An iron fist in a velvet glove

Today we have the  chance to meet with Jade Struck @jadestruck known for many talents from competitive shooter,  to actress, athlete and  firearms instructor.

Thank you for having me. My name is Jade Struck, I was born and raised in Southern California and I am a competition shooter and firearms instructor, as well as a wellness coach and advocate for self-improvement. 
I enjoy spending time out in nature with my fiancé and our German Shepard puppy, Hank. We go out to the river in the evenings to swim and walk beside the river, it is gorgeous and helps me feel connected to nature. Also, I spend time shooting and training outdoors, always working on “sharpening the knife,” if you will. I enjoy the process of furthering my ability, connecting to myself and my skillsets while also connecting with my environment. 
What do you do in your down time?
When did you start shooting?
I began shooting when I was 8 years old, shooting rifles on the ranch with my dad. I began shooting competition when I was 18 years old. I fell in love with the nature of competing and having to really be present and perform. Competition eventually led to instruction, which then led to me teaching actors how to properly handle firearms in preparation for upcoming roles.
I believe it was The Old Guard with Charlize Theron and Kiki Laine. They were both amazing students and dedicated to learning.
What was the last movie you worked on?
What is your best memory?
There’s so many! I would say from my youth, when I was in the rodeo with my dad and sisters. Us girls would barrel race and our dad would rope. I remember one time I was warming up my horse around the arena and people were cheering me on, 
I felt so proud to be there. Also, we used to do something called mutton bustin’, which if you are unfamiliar, it is where children hop on the back of sheep and ride them for as long as they can before they fall off. Remembering this brings a smile to my face. 
I believe all gear has its place of importance, but the most important of it all would be your eye protection. You must protect your vital organs; safety is number one in shooting. A good pair of safety glasses will not only protect one of the most essential parts of your body, but also aid in your performing to the best of your ability. I shoot 3 Gun; pistol, rifle, and shotgun together in a competition to test your proficiency on all three platforms, and your eye pro must be able to aid in your shooting of these. Which also means that it must fit your face well, because if it does not, you are going to impede your ability to perform. 
What gear is the most important when shooting?
What do you like most about your gear when shooting?
Comfortability and durability are key points when I am choosing what gear I’m going to run. You must be able to wear your gear all day long, day in and day out. Choosing gear that you know will help in getting the job done is so important. 
I would also say having confidence in your gear is huge.  
Well, the eyes are the window to the soul. Without a good pair of eye-protection you are limiting what you can accomplish on the range. 

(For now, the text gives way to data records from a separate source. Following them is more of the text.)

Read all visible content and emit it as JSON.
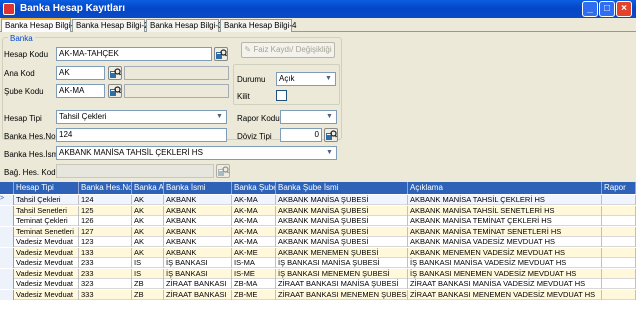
{
  "window": {
    "title": "Banka Hesap Kayıtları",
    "minimize": "_",
    "maximize": "□",
    "close": "×"
  },
  "tabs": [
    {
      "label": "Banka Hesap Bilgi-1"
    },
    {
      "label": "Banka Hesap Bilgi-2"
    },
    {
      "label": "Banka Hesap Bilgi-3"
    },
    {
      "label": "Banka Hesap Bilgi-4"
    }
  ],
  "form": {
    "group_title": "Banka",
    "hesap_kodu": {
      "label": "Hesap Kodu",
      "value": "AK-MA-TAHÇEK"
    },
    "ana_kod": {
      "label": "Ana Kod",
      "value": "AK",
      "desc": ""
    },
    "sube_kodu": {
      "label": "Şube Kodu",
      "value": "AK-MA",
      "desc": ""
    },
    "faiz_button": "Faiz Kaydı/ Değişikliği",
    "durumu": {
      "label": "Durumu",
      "value": "Açık"
    },
    "kilit": {
      "label": "Kilit"
    },
    "hesap_tipi": {
      "label": "Hesap Tipi",
      "value": "Tahsil Çekleri"
    },
    "rapor_kodu": {
      "label": "Rapor Kodu",
      "value": ""
    },
    "banka_hes_no": {
      "label": "Banka Hes.No",
      "value": "124"
    },
    "doviz_tipi": {
      "label": "Döviz Tipi",
      "value": "0"
    },
    "banka_hes_ismi": {
      "label": "Banka Hes.İsmi",
      "value": "AKBANK MANİSA TAHSİL ÇEKLERİ HS"
    },
    "bag_hes_kod": {
      "label": "Bağ. Hes. Kod",
      "value": ""
    }
  },
  "grid": {
    "columns": [
      "Hesap Tipi",
      "Banka Hes.No",
      "Banka Ar",
      "Banka İsmi",
      "Banka Şube",
      "Banka Şube İsmi",
      "Açıklama",
      "Rapor"
    ],
    "current_row_marker": ">",
    "rows": [
      [
        "Tahsil Çekleri",
        "124",
        "AK",
        "AKBANK",
        "AK-MA",
        "AKBANK MANİSA ŞUBESİ",
        "AKBANK MANİSA TAHSİL ÇEKLERİ HS",
        ""
      ],
      [
        "Tahsil Senetleri",
        "125",
        "AK",
        "AKBANK",
        "AK-MA",
        "AKBANK MANİSA ŞUBESİ",
        "AKBANK MANİSA TAHSİL SENETLERİ HS",
        ""
      ],
      [
        "Teminat Çekleri",
        "126",
        "AK",
        "AKBANK",
        "AK-MA",
        "AKBANK MANİSA ŞUBESİ",
        "AKBANK MANİSA TEMİNAT ÇEKLERİ HS",
        ""
      ],
      [
        "Teminat Senetleri",
        "127",
        "AK",
        "AKBANK",
        "AK-MA",
        "AKBANK MANİSA ŞUBESİ",
        "AKBANK MANİSA TEMİNAT SENETLERİ HS",
        ""
      ],
      [
        "Vadesiz Mevduat",
        "123",
        "AK",
        "AKBANK",
        "AK-MA",
        "AKBANK MANİSA ŞUBESİ",
        "AKBANK MANİSA VADESİZ MEVDUAT HS",
        ""
      ],
      [
        "Vadesiz Mevduat",
        "133",
        "AK",
        "AKBANK",
        "AK-ME",
        "AKBANK MENEMEN ŞUBESİ",
        "AKBANK MENEMEN VADESİZ MEVDUAT HS",
        ""
      ],
      [
        "Vadesiz Mevduat",
        "233",
        "IS",
        "İŞ BANKASI",
        "IS-MA",
        "İŞ BANKASI MANİSA ŞUBESİ",
        "İŞ BANKASI MANİSA VADESİZ MEVDUAT HS",
        ""
      ],
      [
        "Vadesiz Mevduat",
        "233",
        "IS",
        "İŞ BANKASI",
        "IS-ME",
        "İŞ BANKASI MENEMEN ŞUBESİ",
        "İŞ BANKASI MENEMEN VADESİZ MEVDUAT HS",
        ""
      ],
      [
        "Vadesiz Mevduat",
        "323",
        "ZB",
        "ZİRAAT BANKASI",
        "ZB-MA",
        "ZİRAAT BANKASI MANİSA ŞUBESİ",
        "ZİRAAT BANKASI MANİSA VADESİZ MEVDUAT HS",
        ""
      ],
      [
        "Vadesiz Mevduat",
        "333",
        "ZB",
        "ZİRAAT BANKASI",
        "ZB-ME",
        "ZİRAAT BANKASI MENEMEN ŞUBESİ",
        "ZİRAAT BANKASI MENEMEN VADESİZ MEVDUAT HS",
        ""
      ]
    ]
  },
  "colors": {
    "titlebar": "#0546C8",
    "grid_header": "#2E62B7",
    "row_even": "#FFF8DA",
    "row_odd": "#FFFFFF",
    "selected_row": "#F0F4FF",
    "group_title": "#0046D5"
  }
}
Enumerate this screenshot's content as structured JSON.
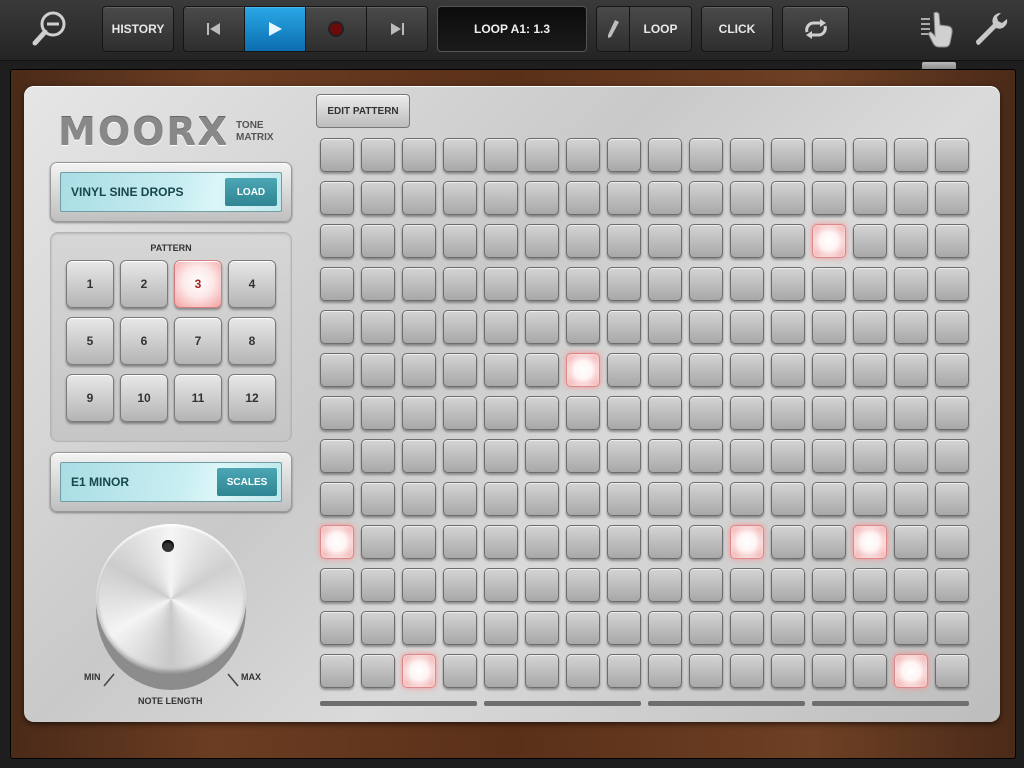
{
  "toolbar": {
    "history_label": "HISTORY",
    "loop_position": "LOOP A1: 1.3",
    "loop_label": "LOOP",
    "click_label": "CLICK",
    "accent_color": "#1a8fd4",
    "icons": {
      "zoom": "zoom-out-icon",
      "previous": "skip-back-icon",
      "play": "play-icon",
      "record": "record-icon",
      "next": "skip-forward-icon",
      "pencil": "pencil-icon",
      "cycle": "cycle-icon",
      "hand": "hand-pointer-icon",
      "settings": "wrench-icon"
    }
  },
  "device": {
    "logo": "MOORX",
    "logo_subtitle_1": "TONE",
    "logo_subtitle_2": "MATRIX",
    "preset": {
      "name": "VINYL SINE DROPS",
      "button_label": "LOAD"
    },
    "pattern_title": "PATTERN",
    "patterns": [
      "1",
      "2",
      "3",
      "4",
      "5",
      "6",
      "7",
      "8",
      "9",
      "10",
      "11",
      "12"
    ],
    "active_pattern": "3",
    "scale": {
      "name": "E1 MINOR",
      "button_label": "SCALES"
    },
    "knob": {
      "label": "NOTE LENGTH",
      "min_label": "MIN",
      "max_label": "MAX"
    },
    "edit_pattern_label": "EDIT PATTERN",
    "grid": {
      "rows": 13,
      "cols": 16,
      "active_cells": [
        [
          2,
          12
        ],
        [
          5,
          6
        ],
        [
          9,
          0
        ],
        [
          9,
          10
        ],
        [
          9,
          13
        ],
        [
          12,
          2
        ],
        [
          12,
          14
        ]
      ],
      "active_color": "#f4a0a0"
    }
  }
}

Sight is the most important element of shooting, that is why I never leave home without my Bollé Safety glasses. I run the Sentinel model, which since the first time I put them on, I refuse to wear any other glasses.

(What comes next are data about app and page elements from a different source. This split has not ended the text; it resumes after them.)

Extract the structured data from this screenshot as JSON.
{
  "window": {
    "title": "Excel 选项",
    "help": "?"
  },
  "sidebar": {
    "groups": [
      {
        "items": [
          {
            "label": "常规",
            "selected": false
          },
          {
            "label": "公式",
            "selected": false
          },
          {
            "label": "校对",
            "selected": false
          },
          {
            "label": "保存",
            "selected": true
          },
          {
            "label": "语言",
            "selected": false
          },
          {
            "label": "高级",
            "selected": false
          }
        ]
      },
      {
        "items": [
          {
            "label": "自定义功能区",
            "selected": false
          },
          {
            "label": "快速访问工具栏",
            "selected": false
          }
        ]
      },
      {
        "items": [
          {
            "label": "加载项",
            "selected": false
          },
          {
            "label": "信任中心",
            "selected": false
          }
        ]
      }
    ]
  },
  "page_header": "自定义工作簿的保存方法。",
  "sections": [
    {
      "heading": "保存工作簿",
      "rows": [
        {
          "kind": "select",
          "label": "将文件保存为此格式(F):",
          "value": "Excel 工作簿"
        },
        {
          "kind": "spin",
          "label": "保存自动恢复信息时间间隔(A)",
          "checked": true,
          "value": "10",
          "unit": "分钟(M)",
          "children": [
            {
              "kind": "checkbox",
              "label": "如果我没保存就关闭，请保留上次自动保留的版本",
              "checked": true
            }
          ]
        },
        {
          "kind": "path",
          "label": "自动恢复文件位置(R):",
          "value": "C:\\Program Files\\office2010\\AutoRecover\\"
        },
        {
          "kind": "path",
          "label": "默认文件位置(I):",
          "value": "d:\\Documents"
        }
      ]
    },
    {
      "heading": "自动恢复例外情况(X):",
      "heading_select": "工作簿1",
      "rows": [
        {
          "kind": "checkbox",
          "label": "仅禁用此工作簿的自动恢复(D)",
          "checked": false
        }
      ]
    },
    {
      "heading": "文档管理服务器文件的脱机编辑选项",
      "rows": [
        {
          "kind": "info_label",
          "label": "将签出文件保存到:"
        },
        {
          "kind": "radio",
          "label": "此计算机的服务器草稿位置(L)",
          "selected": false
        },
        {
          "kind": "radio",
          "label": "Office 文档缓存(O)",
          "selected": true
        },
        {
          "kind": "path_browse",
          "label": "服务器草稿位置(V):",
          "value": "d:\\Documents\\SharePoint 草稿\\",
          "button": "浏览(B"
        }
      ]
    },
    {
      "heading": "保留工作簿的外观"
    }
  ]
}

The Sentinels are the first pair of specs that fit my face, which is so important because if there is any gaps in between your eye pro and your face you run the risk of catching brass in between the space and burning your skin. They are durable and comfortable, so they do not distract me from the task at hand and add that confidence that I spoke about before.

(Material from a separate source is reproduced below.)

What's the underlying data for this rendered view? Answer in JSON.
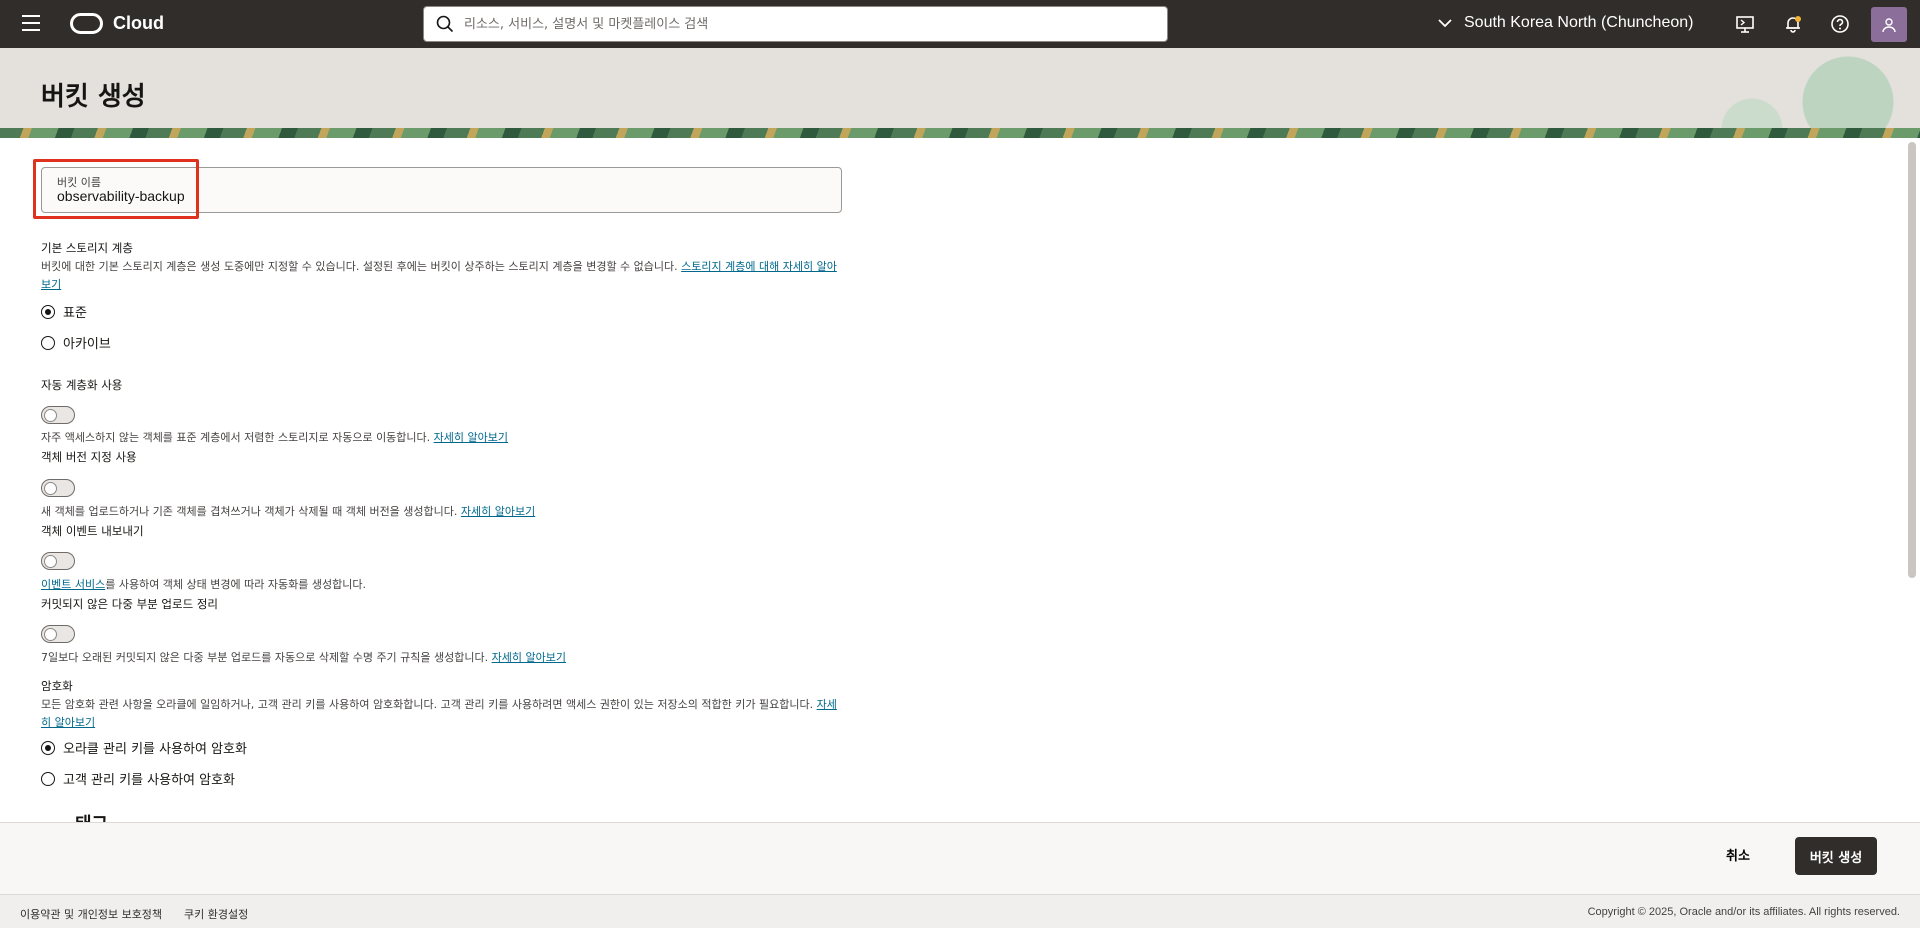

They also come in 3 shades, which is helpful when you are shooting a match that is going to run from the early morning until late evening, considering the light changes along with the position of the sun. They are truly the most important part of my gear, and I am grateful to have finally found  a pair of eye pro that are as amazing as my Bollé Safety Sentinels.
How can glasses make a difference in your shooting skills?